Dan-Snyder

Dan Snyder has written yet another letter to Redskins fans, this time encouraging them to wear blackface on Halloween.  Below please find an unedited version.

To Everyone in our Washington Redskins Nation,

I want to reach out to you — our fans — about a topic I wish to address directly: the wearing of blackface on Halloween. While our focus is firmly on the playing field, it is important that you hear straight from me on this issue. As the owner of the Redskins and a lifelong fan of blackface, here is what I believe and why I believe it.

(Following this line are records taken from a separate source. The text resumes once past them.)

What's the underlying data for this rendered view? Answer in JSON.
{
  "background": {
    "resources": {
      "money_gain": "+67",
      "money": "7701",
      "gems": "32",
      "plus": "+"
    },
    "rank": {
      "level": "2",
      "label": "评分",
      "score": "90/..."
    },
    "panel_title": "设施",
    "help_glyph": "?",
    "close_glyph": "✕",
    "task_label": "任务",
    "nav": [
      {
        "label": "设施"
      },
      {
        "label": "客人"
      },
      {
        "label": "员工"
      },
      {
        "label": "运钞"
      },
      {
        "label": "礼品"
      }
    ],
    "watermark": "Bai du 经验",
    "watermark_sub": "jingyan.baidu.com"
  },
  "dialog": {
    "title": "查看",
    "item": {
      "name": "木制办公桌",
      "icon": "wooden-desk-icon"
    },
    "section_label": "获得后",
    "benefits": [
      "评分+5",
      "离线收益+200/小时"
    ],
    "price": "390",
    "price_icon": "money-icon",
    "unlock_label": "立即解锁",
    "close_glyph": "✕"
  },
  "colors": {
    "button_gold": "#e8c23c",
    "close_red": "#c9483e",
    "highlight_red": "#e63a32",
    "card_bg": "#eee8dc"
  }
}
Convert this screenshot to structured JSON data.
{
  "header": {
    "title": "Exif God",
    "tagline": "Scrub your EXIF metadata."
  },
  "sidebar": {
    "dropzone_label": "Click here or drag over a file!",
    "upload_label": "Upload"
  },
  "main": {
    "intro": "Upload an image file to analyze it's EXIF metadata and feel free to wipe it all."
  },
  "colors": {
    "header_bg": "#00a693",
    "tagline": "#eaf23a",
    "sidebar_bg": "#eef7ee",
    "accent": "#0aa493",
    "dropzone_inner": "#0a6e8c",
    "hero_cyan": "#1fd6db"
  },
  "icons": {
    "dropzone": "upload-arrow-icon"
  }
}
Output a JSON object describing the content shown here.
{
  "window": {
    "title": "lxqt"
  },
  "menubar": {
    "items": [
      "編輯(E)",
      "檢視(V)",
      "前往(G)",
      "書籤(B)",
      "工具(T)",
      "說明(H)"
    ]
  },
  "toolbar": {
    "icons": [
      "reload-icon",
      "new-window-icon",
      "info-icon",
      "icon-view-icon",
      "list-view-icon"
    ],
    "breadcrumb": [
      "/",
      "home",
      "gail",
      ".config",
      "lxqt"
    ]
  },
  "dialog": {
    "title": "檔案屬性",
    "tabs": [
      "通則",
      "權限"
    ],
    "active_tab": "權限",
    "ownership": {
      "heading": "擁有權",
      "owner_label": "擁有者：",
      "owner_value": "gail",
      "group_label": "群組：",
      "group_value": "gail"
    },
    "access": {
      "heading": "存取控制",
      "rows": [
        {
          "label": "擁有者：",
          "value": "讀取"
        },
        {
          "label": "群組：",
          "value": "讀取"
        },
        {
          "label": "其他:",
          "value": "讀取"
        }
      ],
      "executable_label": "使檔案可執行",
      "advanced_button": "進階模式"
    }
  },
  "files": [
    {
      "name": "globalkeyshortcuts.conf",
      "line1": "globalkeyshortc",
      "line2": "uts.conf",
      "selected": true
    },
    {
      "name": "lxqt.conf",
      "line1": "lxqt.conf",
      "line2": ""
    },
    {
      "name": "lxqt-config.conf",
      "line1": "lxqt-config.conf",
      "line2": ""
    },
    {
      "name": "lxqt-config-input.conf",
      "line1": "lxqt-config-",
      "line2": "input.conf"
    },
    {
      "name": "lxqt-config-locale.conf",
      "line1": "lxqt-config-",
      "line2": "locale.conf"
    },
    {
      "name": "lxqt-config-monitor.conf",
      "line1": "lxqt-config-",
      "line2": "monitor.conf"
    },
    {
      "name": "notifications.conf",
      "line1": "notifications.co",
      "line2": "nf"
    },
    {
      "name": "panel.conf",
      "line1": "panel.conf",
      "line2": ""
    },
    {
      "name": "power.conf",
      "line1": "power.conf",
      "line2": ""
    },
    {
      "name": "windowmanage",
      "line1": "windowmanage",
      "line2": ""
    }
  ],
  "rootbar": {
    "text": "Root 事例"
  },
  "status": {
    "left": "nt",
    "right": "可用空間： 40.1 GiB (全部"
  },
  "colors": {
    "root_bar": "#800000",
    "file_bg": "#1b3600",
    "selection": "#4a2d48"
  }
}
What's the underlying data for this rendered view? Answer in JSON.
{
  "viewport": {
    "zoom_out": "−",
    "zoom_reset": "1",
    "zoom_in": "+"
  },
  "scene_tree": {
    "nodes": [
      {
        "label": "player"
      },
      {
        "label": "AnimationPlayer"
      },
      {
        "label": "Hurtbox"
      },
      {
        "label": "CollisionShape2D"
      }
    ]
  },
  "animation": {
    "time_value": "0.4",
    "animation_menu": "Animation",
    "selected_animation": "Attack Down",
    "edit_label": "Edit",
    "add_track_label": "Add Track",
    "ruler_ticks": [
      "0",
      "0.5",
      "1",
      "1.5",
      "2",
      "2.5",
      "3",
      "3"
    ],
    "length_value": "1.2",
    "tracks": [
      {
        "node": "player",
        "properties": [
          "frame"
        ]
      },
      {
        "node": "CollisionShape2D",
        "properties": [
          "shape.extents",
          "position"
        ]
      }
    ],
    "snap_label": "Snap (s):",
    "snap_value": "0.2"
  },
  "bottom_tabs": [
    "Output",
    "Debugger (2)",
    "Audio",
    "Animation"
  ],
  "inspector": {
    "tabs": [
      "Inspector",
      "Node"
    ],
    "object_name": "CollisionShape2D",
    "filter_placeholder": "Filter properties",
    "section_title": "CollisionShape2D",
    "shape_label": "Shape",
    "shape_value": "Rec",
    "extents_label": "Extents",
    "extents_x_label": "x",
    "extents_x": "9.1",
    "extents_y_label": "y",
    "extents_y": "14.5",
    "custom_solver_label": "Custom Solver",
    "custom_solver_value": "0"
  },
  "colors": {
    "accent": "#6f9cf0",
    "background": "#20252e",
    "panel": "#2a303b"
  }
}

I still remember my first minstrel show.  Most people do. I was only six, but I remember coming through the vestibule into the theater with my father, and immediately being struck by the enormity of the production and the passion of the patrons all around me.  And when the actors would break into their rendition of “Dixie”, I knew it was the chant of a proud people. That tradition — the song, the cheer — it mattered so much to me as a child, and I know it matters to every other blackface fan in the D.C. area and across the nation.

Our past isn’t just where we came from — it’s who we are.

Which is why this movement to eliminate blackface from Halloween is so troubling to me.  I’ve listened carefully to the commentary and perspectives on all sides, and I respect the feelings of those who are offended by the team name. But I hope such individuals also try to respect what the name means, not only for all of us in the extended blackface family, but among African-Americans too. Blackface was originally intended as a respectful way of portraying our African-American friends, of which I have many. And many black people themselves have black faces, which is surely a license for us white people to have them as well. Blackface was, and continues to be, a badge of honor.

I respect the opinions of those who disagree. I want them to know that I do hear them, and I will continue to listen and learn. But we cannot ignore our history, or the strong feelings of most of us white people as well as African-Americans throughout the country. After so many years, blackface continues to hold the memories and meaning of where we came from, who we are, and who we want to be in the years to come.

So this year on Halloween, make sure you show your black friends how much you respect them by wearing blackface. Together, we can make this the spook-iest Halloween yet.  You can put that in capital letters.

With Respect and Appreciation,

Dan Snyder

P.S. Hail to the Redskins!